> _YOUR ASSIGNMENT_
Nothing before the line containing "Read all visible content and emit it as JSON." should appear; please restate that line and every later line word for word through the end of the listing.
WORKING DATA section start
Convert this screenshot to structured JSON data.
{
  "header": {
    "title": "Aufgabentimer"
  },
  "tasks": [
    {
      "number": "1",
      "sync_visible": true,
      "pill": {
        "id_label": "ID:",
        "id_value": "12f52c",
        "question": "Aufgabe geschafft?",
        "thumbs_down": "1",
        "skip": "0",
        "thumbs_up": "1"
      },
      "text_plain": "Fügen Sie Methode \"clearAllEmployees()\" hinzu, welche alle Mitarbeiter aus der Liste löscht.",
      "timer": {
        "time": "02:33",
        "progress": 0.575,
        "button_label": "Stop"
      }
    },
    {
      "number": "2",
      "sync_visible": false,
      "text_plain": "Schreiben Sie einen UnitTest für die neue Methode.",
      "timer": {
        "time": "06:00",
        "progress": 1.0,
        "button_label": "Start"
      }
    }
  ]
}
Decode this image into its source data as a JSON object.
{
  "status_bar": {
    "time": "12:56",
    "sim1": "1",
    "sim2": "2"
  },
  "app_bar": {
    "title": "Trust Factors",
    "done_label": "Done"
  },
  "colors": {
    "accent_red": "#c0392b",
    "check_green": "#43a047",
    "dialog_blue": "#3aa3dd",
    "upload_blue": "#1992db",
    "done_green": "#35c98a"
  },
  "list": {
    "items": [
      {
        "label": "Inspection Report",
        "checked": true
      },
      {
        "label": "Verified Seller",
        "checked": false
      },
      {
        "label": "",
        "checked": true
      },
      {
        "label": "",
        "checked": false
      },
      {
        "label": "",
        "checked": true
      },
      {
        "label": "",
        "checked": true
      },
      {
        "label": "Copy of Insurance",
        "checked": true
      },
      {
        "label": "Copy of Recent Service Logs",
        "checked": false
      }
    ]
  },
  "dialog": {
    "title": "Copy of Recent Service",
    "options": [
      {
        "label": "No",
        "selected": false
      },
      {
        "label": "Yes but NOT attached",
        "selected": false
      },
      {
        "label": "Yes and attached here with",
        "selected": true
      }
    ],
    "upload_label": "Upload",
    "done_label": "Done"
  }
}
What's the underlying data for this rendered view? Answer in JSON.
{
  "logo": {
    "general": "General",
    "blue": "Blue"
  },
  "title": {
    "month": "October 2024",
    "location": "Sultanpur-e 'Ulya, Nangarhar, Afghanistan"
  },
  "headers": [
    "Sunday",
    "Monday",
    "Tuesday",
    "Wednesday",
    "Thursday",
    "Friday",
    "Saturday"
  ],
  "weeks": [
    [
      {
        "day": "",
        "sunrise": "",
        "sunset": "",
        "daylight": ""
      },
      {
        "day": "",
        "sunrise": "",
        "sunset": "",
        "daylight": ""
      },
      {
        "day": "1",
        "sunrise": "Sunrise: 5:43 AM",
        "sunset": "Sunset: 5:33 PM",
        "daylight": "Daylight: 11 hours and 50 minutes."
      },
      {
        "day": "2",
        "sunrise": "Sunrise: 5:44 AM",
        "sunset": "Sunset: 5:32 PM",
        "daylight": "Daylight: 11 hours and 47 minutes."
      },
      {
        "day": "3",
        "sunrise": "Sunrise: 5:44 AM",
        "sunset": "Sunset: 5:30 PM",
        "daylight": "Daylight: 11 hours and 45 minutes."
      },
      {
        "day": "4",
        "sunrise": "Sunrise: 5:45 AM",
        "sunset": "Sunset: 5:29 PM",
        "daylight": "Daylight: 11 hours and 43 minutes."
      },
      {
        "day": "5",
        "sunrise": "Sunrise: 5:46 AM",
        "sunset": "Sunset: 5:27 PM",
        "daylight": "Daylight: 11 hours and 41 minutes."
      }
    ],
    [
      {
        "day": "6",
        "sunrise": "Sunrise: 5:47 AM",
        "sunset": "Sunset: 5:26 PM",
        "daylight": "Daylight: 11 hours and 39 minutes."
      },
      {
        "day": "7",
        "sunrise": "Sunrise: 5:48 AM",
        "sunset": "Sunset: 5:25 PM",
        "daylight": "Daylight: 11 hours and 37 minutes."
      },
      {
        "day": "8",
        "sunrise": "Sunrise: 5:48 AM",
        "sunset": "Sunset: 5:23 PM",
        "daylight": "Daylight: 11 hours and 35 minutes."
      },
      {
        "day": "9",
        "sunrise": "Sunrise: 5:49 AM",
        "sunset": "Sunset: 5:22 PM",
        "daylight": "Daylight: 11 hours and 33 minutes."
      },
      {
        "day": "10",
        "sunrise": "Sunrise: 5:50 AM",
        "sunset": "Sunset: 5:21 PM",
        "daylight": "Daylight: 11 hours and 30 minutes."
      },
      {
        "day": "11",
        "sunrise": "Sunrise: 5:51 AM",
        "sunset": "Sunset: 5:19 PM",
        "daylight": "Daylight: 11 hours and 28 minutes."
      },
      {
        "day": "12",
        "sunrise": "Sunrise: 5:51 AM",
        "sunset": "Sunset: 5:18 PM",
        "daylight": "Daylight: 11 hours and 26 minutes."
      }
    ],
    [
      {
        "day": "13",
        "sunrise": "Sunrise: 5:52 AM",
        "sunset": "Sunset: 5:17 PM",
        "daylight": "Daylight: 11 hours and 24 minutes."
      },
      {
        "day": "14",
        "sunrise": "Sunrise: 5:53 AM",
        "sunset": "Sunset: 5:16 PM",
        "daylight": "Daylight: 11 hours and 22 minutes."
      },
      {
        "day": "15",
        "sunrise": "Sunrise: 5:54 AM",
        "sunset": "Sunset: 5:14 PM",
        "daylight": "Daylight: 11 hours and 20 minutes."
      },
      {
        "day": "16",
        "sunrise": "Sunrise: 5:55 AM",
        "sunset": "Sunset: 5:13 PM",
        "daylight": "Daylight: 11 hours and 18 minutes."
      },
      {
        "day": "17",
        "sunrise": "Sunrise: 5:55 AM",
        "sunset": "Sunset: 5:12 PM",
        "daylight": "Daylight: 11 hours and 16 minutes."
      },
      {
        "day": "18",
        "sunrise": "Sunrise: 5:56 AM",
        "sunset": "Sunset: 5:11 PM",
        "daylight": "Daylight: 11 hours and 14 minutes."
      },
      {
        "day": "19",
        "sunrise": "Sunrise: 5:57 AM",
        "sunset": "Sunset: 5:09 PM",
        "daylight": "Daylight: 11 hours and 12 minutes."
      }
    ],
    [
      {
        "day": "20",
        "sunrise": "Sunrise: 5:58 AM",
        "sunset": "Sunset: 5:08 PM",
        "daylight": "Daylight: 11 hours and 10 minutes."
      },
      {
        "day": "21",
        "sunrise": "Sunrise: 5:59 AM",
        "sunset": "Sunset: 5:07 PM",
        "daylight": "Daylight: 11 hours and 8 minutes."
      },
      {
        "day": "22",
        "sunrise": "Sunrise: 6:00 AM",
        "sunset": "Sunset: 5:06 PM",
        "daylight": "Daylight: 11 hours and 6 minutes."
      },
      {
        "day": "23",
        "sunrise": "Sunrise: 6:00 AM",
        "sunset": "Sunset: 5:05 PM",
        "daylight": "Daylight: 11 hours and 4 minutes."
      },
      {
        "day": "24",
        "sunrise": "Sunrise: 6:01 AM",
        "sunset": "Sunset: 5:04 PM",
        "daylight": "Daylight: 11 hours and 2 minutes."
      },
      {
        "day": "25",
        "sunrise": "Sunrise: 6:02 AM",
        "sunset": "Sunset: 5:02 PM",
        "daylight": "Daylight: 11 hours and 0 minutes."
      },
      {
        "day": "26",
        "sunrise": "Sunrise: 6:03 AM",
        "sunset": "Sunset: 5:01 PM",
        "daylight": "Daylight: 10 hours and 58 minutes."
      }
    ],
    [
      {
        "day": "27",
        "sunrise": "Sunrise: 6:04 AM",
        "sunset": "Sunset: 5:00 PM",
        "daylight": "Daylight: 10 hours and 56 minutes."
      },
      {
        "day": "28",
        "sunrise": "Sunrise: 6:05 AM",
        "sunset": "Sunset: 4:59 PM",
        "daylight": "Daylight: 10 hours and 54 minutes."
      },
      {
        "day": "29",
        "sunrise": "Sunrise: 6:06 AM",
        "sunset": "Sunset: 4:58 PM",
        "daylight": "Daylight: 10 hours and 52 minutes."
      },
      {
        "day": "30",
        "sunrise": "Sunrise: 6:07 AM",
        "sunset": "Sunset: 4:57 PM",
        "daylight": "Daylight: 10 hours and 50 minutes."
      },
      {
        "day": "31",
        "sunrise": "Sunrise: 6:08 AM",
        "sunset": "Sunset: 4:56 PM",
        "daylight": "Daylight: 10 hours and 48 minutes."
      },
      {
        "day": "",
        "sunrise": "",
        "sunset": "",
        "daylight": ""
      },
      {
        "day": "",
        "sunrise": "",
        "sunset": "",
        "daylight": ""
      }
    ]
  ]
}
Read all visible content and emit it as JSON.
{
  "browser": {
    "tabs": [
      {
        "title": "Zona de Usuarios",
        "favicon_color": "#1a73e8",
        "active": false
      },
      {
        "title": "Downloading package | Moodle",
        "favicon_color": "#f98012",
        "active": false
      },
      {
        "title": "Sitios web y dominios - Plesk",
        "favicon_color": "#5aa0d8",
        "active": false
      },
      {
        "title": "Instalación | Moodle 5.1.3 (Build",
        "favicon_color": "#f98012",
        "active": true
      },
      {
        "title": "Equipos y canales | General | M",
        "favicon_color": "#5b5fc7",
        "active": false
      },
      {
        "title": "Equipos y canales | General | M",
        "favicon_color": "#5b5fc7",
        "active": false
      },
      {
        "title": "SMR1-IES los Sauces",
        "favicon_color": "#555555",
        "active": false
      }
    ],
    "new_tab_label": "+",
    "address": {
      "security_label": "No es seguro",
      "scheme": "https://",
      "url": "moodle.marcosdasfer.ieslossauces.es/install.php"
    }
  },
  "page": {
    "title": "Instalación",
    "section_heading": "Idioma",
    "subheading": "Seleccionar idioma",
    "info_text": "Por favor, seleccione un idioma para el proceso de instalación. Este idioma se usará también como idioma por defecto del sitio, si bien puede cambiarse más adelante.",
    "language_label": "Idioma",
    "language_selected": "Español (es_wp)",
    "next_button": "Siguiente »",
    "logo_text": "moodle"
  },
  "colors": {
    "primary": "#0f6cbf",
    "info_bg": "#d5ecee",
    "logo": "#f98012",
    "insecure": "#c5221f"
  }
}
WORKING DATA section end
> _TASK SOLUTION_
Read all visible content and emit it as JSON.
{
  "browser": {
    "tabs": [
      {
        "title": "Zona de Usuarios",
        "favicon_color": "#1a73e8",
        "active": false
      },
      {
        "title": "Downloading package | Moodle",
        "favicon_color": "#f98012",
        "active": false
      },
      {
        "title": "Sitios web y dominios - Plesk",
        "favicon_color": "#5aa0d8",
        "active": false
      },
      {
        "title": "Instalación | Moodle 5.1.3 (Build",
        "favicon_color": "#f98012",
        "active": true
      },
      {
        "title": "Equipos y canales | General | M",
        "favicon_color": "#5b5fc7",
        "active": false
      },
      {
        "title": "Equipos y canales | General | M",
        "favicon_color": "#5b5fc7",
        "active": false
      },
      {
        "title": "SMR1-IES los Sauces",
        "favicon_color": "#555555",
        "active": false
      }
    ],
    "new_tab_label": "+",
    "address": {
      "security_label": "No es seguro",
      "scheme": "https://",
      "url": "moodle.marcosdasfer.ieslossauces.es/install.php"
    }
  },
  "page": {
    "title": "Instalación",
    "section_heading": "Idioma",
    "subheading": "Seleccionar idioma",
    "info_text": "Por favor, seleccione un idioma para el proceso de instalación. Este idioma se usará también como idioma por defecto del sitio, si bien puede cambiarse más adelante.",
    "language_label": "Idioma",
    "language_selected": "Español (es_wp)",
    "next_button": "Siguiente »",
    "logo_text": "moodle"
  },
  "colors": {
    "primary": "#0f6cbf",
    "info_bg": "#d5ecee",
    "logo": "#f98012",
    "insecure": "#c5221f"
  }
}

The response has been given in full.